Some workplaces have raised the custom to a high art. Think of Doughnut Day. Strawberries from the garden. Cookies from home. Leftovers from a lunch meeting. M&Ms in a bowl on the boss’s desk.
These rituals humanize the workplace. They break up the monotony of work. And who doesn’t like to eat?
One problem: Much of that food is unhealthy. And the cornucopia can undercut both company wellness programs and individual efforts at healthy eating. What good does it do to put bananas in the vending machines or carrots in your lunch bag when Susie in accounting brings brownies?
One recent study about this problem says there’s a term for that place in every office where food gets piled. They’re called “food altars,” according to four researchers at the University of California Davis.
Published in the June issue of the journal Food, Culture & Society, the study was by Carolyn Thomas, Jennifer Sedell, Charlotte Biltekoff and Sara Schaefer. They studied the eating habits of 25 university office workers to draw some conclusions that could apply to many workplaces.
They found that while health-conscious employees might have elaborate systems to control consumption, their efforts often were “sabotaged by food that simply materialized in the workplace.” Food altars, they wrote, are “responsible for the majority of unplanned and ‘unhealthful’ eating decisions in the workplace.”
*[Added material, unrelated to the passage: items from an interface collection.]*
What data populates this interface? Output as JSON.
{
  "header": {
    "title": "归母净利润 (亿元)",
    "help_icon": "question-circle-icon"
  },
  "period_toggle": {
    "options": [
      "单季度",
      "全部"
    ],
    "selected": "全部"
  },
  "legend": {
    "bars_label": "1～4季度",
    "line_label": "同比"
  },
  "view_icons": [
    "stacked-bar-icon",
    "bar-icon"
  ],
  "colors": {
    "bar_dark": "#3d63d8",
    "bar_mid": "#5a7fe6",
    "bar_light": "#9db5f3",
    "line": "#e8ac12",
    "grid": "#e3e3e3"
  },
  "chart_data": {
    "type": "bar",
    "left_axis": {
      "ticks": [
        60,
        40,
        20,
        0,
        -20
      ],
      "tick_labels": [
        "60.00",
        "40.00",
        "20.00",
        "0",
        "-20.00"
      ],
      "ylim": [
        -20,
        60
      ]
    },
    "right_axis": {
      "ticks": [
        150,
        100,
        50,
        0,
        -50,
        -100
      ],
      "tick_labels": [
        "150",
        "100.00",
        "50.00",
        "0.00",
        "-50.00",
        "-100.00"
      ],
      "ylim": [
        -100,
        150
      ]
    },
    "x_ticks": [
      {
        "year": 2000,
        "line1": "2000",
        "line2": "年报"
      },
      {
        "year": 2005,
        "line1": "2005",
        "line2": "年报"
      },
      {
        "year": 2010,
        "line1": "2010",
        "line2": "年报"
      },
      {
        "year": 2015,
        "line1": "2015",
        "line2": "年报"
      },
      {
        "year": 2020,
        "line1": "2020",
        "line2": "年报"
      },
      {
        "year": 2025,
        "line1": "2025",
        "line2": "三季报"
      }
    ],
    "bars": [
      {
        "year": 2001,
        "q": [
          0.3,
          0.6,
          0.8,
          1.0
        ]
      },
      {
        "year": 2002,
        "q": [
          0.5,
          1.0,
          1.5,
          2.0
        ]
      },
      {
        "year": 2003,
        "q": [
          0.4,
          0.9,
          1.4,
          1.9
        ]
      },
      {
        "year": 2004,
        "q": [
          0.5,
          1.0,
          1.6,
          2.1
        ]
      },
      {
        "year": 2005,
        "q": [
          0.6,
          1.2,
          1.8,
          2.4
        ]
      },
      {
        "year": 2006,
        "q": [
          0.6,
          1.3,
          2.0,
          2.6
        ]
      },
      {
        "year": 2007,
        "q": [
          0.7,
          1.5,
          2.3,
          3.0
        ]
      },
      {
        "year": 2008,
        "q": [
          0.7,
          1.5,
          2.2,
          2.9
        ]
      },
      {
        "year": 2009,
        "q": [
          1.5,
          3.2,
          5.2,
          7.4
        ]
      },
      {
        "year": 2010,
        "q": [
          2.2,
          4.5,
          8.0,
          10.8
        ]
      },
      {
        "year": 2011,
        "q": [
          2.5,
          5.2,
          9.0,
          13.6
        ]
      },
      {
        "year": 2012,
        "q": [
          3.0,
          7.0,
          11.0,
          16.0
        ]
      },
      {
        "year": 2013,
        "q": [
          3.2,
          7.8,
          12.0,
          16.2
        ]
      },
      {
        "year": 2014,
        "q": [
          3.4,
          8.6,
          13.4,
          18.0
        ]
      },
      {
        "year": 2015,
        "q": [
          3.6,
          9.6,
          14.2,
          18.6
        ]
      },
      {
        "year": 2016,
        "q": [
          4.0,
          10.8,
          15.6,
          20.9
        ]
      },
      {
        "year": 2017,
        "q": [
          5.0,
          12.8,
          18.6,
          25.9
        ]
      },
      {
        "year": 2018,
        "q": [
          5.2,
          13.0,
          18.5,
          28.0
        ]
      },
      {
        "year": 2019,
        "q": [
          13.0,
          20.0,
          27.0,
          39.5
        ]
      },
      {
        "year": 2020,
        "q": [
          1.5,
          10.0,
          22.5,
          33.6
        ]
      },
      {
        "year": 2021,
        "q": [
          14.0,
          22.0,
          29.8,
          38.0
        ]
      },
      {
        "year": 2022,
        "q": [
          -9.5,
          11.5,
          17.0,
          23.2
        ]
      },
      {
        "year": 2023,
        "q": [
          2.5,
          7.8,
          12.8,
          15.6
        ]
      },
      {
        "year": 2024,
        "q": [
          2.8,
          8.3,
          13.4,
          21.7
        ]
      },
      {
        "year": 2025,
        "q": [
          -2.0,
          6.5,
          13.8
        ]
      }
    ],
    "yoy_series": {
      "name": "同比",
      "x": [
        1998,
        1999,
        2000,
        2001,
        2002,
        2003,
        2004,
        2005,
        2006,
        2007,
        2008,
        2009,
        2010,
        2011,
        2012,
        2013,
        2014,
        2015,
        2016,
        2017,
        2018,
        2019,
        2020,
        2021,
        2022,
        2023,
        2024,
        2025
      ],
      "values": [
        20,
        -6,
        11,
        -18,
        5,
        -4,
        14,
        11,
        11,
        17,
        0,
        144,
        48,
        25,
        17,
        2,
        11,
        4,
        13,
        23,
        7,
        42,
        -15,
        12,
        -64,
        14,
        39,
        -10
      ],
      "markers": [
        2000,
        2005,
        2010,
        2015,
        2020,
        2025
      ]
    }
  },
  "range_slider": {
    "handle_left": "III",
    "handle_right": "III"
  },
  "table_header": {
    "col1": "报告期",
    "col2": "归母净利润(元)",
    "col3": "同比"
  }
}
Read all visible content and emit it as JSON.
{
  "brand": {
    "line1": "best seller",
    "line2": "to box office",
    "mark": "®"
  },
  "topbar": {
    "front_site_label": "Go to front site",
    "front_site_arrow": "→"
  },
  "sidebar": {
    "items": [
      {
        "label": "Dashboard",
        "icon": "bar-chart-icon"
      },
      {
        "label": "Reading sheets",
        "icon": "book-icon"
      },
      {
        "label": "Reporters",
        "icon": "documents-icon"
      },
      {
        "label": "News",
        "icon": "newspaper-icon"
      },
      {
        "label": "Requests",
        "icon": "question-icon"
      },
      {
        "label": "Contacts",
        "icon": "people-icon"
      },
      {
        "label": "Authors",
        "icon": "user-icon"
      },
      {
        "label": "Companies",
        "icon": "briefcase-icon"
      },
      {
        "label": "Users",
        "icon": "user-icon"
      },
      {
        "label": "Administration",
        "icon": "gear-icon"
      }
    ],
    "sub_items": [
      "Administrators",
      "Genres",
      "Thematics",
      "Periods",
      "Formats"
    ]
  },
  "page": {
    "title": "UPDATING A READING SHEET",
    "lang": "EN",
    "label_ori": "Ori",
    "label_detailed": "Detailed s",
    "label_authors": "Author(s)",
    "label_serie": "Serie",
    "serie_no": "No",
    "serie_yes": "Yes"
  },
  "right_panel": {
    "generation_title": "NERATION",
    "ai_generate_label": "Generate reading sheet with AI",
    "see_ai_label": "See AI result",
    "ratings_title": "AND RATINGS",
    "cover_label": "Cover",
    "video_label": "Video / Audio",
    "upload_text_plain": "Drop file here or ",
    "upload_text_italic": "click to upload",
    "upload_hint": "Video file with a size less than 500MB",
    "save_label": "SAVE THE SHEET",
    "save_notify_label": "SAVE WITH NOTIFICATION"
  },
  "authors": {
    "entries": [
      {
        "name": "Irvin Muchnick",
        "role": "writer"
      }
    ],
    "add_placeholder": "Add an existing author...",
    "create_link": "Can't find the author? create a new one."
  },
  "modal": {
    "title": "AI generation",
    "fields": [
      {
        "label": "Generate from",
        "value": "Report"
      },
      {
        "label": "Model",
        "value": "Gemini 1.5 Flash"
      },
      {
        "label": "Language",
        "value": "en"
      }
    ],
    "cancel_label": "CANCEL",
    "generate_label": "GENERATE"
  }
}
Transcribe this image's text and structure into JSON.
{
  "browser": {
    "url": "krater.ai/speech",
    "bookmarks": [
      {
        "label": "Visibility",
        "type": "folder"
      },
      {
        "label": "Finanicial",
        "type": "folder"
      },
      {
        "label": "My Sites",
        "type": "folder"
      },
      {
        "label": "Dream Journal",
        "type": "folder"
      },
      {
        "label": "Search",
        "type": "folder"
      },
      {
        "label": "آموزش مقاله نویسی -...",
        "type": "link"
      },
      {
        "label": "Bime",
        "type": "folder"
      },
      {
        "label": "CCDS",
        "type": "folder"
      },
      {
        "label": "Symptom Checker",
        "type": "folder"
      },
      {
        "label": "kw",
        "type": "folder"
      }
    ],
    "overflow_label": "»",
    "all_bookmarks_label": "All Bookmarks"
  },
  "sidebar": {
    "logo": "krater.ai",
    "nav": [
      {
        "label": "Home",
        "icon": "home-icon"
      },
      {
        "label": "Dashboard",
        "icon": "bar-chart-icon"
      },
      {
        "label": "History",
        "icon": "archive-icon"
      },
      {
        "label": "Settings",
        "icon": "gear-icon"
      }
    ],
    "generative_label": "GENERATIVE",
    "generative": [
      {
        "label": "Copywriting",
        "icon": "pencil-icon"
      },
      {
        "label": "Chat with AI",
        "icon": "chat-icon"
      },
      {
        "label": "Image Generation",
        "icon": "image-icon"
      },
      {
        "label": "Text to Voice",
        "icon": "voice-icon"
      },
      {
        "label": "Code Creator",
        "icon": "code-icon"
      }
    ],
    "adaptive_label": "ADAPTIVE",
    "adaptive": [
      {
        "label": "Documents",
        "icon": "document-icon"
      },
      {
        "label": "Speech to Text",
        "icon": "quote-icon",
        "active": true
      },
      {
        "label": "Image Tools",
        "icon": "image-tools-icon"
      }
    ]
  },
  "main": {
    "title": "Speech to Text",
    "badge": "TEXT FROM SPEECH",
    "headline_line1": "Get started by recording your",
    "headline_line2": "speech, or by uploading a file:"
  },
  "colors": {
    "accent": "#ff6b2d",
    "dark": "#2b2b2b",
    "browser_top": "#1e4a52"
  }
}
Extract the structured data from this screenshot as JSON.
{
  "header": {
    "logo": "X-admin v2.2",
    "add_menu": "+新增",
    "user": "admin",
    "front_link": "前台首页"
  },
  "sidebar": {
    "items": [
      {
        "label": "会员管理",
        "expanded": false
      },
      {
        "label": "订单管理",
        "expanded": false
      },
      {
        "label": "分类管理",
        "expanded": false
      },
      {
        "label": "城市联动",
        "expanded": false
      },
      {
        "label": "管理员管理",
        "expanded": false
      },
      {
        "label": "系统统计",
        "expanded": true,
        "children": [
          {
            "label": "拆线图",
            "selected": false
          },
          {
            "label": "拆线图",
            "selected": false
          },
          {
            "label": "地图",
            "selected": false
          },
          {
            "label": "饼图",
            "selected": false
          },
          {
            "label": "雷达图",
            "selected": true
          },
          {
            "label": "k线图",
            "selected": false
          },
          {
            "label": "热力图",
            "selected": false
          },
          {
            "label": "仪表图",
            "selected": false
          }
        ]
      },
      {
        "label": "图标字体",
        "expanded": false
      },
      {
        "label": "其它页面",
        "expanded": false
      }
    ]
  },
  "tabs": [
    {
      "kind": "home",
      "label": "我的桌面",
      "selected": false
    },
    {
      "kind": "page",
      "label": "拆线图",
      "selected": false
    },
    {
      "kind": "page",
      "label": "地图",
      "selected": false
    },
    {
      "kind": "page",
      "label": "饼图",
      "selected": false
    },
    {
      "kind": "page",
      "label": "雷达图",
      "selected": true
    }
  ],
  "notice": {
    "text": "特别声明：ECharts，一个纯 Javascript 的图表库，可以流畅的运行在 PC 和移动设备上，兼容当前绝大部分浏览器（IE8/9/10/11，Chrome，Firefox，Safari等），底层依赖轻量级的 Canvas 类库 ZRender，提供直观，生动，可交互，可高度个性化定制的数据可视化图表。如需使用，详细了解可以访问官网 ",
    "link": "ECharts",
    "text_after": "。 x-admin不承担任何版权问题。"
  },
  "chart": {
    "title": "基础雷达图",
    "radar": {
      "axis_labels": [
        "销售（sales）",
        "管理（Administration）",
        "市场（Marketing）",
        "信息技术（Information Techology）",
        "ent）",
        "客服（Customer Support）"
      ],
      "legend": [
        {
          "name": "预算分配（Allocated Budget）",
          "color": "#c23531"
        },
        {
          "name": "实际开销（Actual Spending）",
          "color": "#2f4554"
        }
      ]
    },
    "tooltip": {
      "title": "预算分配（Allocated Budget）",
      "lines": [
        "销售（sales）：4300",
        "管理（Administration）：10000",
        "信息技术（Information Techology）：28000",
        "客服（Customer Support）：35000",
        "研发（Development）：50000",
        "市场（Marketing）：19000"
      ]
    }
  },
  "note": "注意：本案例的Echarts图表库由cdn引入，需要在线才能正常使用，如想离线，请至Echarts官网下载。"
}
The result: “A workplace-sanctioned system of food-choice challenges.”
Anyone who’s worked in an office will recognize the problem. Yet how can we control it? No one wants to be the Grinch who refuses to bring in bagels when it’s their turn. Or to be the boss who issues a memo declaring the office a carrot-cake-free zone.
The study authors don’t propose a solution. But at least they’ve identified a problem and given it a name. The rest, alas, is up to us.